          The Commander-in-Chief at Dover12 reports that he believes a submarine was destroyed in one of the loop minefields. The submarine’s engines were very distinctly heard followed by a heavy explosion, and afterwards there was no further sound of the engines.13

          The patrol at Mourmansk is to be increased by a number of trawlers.

          Two prisoners were taken from the U-52 that was torpedoed in the Adriatic. For some reasons not at present understood, the Italians objected to these prisoners being sent to England by rail, They will be sent to Malta and thence to England by sea.

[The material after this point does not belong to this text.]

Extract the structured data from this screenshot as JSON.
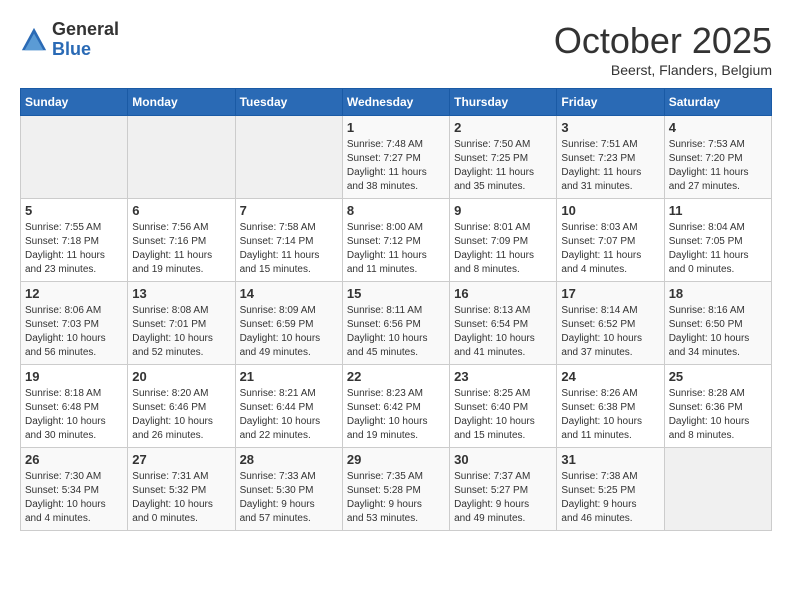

     The necessity has been realized for sometime to have an naval officer on the staff of General Pershing in France. Captain Jackson’s14 position at the French Ministry of Marine does not permit him to be in close enough touch with General Pershing’s staff headquarters in the field.

     General Pershing on frequent occasions has found it necessary to send an officer to London to confer with this staff. Questions frequently arise at Army General Headquarters of a nautical nature particularly as regards sea transportation service, which cannot be covered by occasional liaison officer service, that I have therefore detailed Commander Roger Williams, at least temporarily for this duty. Whether the assignment will be permanent or not will depend upon reports received from Commander Williams after he has been with the Army a sufficient length of time. . . .

WM. S. SIMS        

Source Note: Cy, DNA, RG 45, Entry 517B. Document reference: “25-13-12/AC 19051/J/E/2/3/4/5/6.”

Footnote 2: See: Niblack to Sims, 19 May 1918.

Footnote 3: UB-72 was successfully sunk by D-4 as described herein on 12 May 1918. Kemp, U-Boats Destroyed: 49.

Footnote 4: On 11 May, E-35 torpedoed and sank U-154. Kemp, U-Boats Destroyed: 48-9.

Footnote 5: UC-35 was sunk by the French vessel Ailly on 17 May 1918. Kemp, U-Boats Destroyed: 49-50.

Footnote 6: Torpedo Boats.

Footnote 7: Patrol Boats.

Footnote 8: Cmdr. Wilson Brown, Commander, Parker.

Footnote 9: There is no evidence of a submarine sunk at this location. Kemp, U-Boats Destroyed: 48-50.

Footnote 10: Captain Perseus was the pen name used by a German naval critic that published anonymous articles in the Berliner Tageblatt. Thhis article covered multiple British attacks on Zeebrugge and Ostend during the months of April and May 1918. See: Sims to William V. Pratt, 29 April 1918.

Footnote 11: For more information, see: Jesse Halsey to William S. Sims, 17 May 1918.

Footnote 12: Adm. Reginald H.S. Bacon, Commander-in-Chief, Dover.

Footnote 13: UB-119, believed to be lost to a mine collision in May 1918. Kemp, U-Boats Destroyed: 50.

Footnote 14: Maj. Gen. John J. Pershing, Commander, American Expeditionary Forces, and Capt. Richard H. Jackson, United State Naval Representative to the Ministry of Marine.